11th November 1830

Me and Eliza was talking to-day about food. Ah well, you might say, seeing as how you be a cook that's nobbut what you would expect.

But it wasn’t just about any old food we was talking, 'twas about the gentry and food.

Now I been a cook all my days and even when I went for to be scullion in my first place I was already experienced in the ways of cooking. I knew scores of recipes – not just for meat and fowl and fish, but for possets and medicinals and and all, and most of them I learned from my mother, and she from her mother and so on back down the years.

For cooks, like the minstrels of old, do have prodigious memories and this is the reason my first Cook I learned from had never learned the reading and the writing. For, said she, she was afeared that if she let all that learning into her head 'twould push out the other learning she had and she would not remember how even to make an old fashioned pease pudding!

But these days ‘tis the gentry who choose about the cooking and the half of what they choose is got from books.

Take these Volly Vonts Mistress was so keen to have me make. Now first I heard was when a receipt was passed down to me scratched out on a piece of paper – for Mistress does not know that I cannot read. Even when it got read out to me I could not make head nor tail of what they was about for I had never in my born days heard tell of such a thing.

So I asks the Housekeeper and the Housekeepr asks the Mistress and the answer comes back that they is “delicious little French morsels.”

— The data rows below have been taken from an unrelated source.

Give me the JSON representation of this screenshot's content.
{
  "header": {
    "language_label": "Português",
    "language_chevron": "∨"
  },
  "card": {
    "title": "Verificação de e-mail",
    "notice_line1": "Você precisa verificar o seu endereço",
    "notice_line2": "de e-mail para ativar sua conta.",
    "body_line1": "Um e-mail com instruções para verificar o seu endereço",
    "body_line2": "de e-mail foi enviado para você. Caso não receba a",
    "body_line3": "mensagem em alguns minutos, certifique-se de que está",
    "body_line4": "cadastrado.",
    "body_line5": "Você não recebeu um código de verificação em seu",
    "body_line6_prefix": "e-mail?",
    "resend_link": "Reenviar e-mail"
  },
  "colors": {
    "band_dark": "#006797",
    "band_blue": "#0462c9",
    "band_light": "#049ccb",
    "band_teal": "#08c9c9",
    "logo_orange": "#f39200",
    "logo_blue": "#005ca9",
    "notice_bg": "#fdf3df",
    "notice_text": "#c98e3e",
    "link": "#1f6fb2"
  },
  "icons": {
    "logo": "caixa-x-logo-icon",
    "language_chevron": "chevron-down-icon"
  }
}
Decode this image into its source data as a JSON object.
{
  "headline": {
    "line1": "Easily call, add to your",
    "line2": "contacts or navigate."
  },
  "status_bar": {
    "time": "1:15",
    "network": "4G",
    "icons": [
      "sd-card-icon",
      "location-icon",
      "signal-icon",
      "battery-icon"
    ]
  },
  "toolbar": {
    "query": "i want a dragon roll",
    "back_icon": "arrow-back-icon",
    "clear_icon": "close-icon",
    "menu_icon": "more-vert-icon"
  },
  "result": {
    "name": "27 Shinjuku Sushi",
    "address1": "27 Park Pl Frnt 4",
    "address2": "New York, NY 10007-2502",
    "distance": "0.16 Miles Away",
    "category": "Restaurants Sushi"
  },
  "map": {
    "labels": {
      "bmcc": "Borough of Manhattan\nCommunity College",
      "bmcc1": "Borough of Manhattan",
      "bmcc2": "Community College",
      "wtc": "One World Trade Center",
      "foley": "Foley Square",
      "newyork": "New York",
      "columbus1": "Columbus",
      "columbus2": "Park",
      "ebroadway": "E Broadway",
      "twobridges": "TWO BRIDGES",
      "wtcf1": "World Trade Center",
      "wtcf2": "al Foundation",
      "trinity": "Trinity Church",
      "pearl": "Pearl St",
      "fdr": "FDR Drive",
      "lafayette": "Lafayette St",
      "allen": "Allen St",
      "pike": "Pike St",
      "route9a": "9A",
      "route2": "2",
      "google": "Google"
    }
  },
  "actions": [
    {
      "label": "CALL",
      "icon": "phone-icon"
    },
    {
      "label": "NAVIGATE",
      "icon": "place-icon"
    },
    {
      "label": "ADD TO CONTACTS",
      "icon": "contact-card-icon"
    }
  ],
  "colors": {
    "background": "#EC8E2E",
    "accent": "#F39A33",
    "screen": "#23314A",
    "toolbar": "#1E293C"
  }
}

Well, first I thought it was Frenchy mussells she meant and I wonders to myself how on earth a body could tell? It's not as though the blessed things comes out the shell waving little French flags, now is it? So I might as well go down and buy some good Brighton mussells from John Gunn by the Strand and teach them to say !’ Ooh lala!’ when served at table!

But no, a 'morsel' was what she meant and what blessed good is that to tell me what they is? A nice piece of pork pie or yet a bit of good red herring is delicious morsels too and I daresay some of them is got in France. So finally I has to put on my bonnet and go down the street to that fancy Madame Moyselle as calls herself a Lady’s Maid (though I am sure myself ‘tis many a long year since that one has been a maid). And what do these Volly Vonts turn out to be but tarts, pure and simple!

‘But’ says she ‘I hope your mistress knows that they must be served with dandylion garnish?” and then she does laugh and whinney and snort like an old carthorse until Pearce, the Butler, cries “For shame.” And explains to me her sudden mirth.

Seems Volley Vont is naught but the French word for ”Farts in the wind” which I mind is a wee bit funny and most peculiar for to name a dish. And all do know, a’course that the country name “Piss a Bed” stands for dandylion. So 'serve your farts in a bed of piss' what was she was a saying of . And very nice -I don't think – for her who calls herself an Upper Servant! So I sniffed and bid them both gooday, for twas a joke, to be sure; but I couldn’[t help but think it were aimed at my Mistress having got the name wrong.

In truth I think these ‘delicious morsels' should not be called Volly Vents, but Folly Vents for all the trouble they have caused me.